- Trade to the mainland fell for the fourth consecutive month in November, down 16 per cent from a year earlier, compared with 25.8 per cent the previous month
- Non-oil domestic exports from the city state fell 2.6 per cent in November year-on-year, a sharp contrast to the 1.2 per cent increase predicted by economists
Singapore’s exports fell for the first time in eight months on a year on year basis in November with shipments to China, its biggest market, continuing their decline on slowing growth in the world’s second largest economy.
The contraction comes as economists grow increasingly worried about the impact of US trade war tensions on demand from China, with many expecting the dispute to hurt the city state’s trade dependent economy in months to come.
Singapore’s non-oil domestic exports fell 2.6 per cent in November year-on-year, a sharp contrast to the 1.2 per cent increase predicted by economists in a Reuters poll, according to the data from trade agency Enterprise Singapore on Monday.

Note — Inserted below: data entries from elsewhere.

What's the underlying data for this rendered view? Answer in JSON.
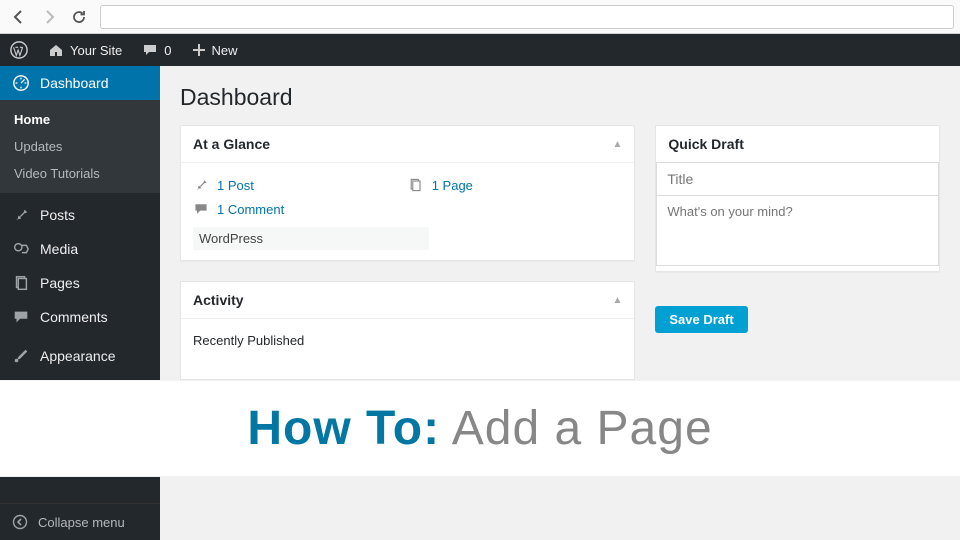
{
  "toolbar": {
    "site_name": "Your Site",
    "comment_count": "0",
    "new_label": "New"
  },
  "sidebar": {
    "items": [
      {
        "label": "Dashboard"
      },
      {
        "label": "Posts"
      },
      {
        "label": "Media"
      },
      {
        "label": "Pages"
      },
      {
        "label": "Comments"
      },
      {
        "label": "Appearance"
      }
    ],
    "submenu": [
      "Home",
      "Updates",
      "Video Tutorials"
    ],
    "collapse_label": "Collapse menu"
  },
  "main": {
    "page_title": "Dashboard",
    "glance": {
      "title": "At a Glance",
      "post_label": "1 Post",
      "page_label": "1 Page",
      "comment_label": "1 Comment",
      "version": "WordPress"
    },
    "activity": {
      "title": "Activity",
      "recent_label": "Recently Published"
    },
    "quick_draft": {
      "title": "Quick Draft",
      "title_placeholder": "Title",
      "content_placeholder": "What's on your mind?",
      "save_label": "Save Draft"
    }
  },
  "overlay": {
    "bold": "How To:",
    "light": " Add a Page"
  }
}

It was also sharply down from the revised 8.2 per cent rise the month before and the first negative reading since March.
The decline in the headline export number comes on top of a more established weakening trend in trade with China, while growth in shipments in the volatile pharmaceuticals sector also slowed significantly.
“While domestic exports to the US remained healthy, shipments to China continued to weigh on overall growth,” Sian Fenner, an economist at Oxford Economics said in a research note to clients.
“Notwithstanding the recent truce in the US-China trade war, we think weaker Chinese import demand, amid increased trade protectionism, will increasingly weigh on exports and Singapore [gross domestic product] growth over 2019.”
Trade to China, which has been in decline for most of this year, fell for the fourth consecutive month in November, down 16 percent from a year earlier, compared with the previous month’s 25.8 per cent decline.
“China growth has moderated, and that’s the primary reason (for the declining exports to China),” CIMB economist Song Seng Wun said.
“If you look at retail sales, it’s quite indicative that Chinese macro fundamentals have weakened.”
China’s November retail sales grew at their weakest pace since 2003 and industrial output rose the least in nearly three years as the economy lost further momentum, heaping pressure on Beijing to defuse its trade dispute with the United States.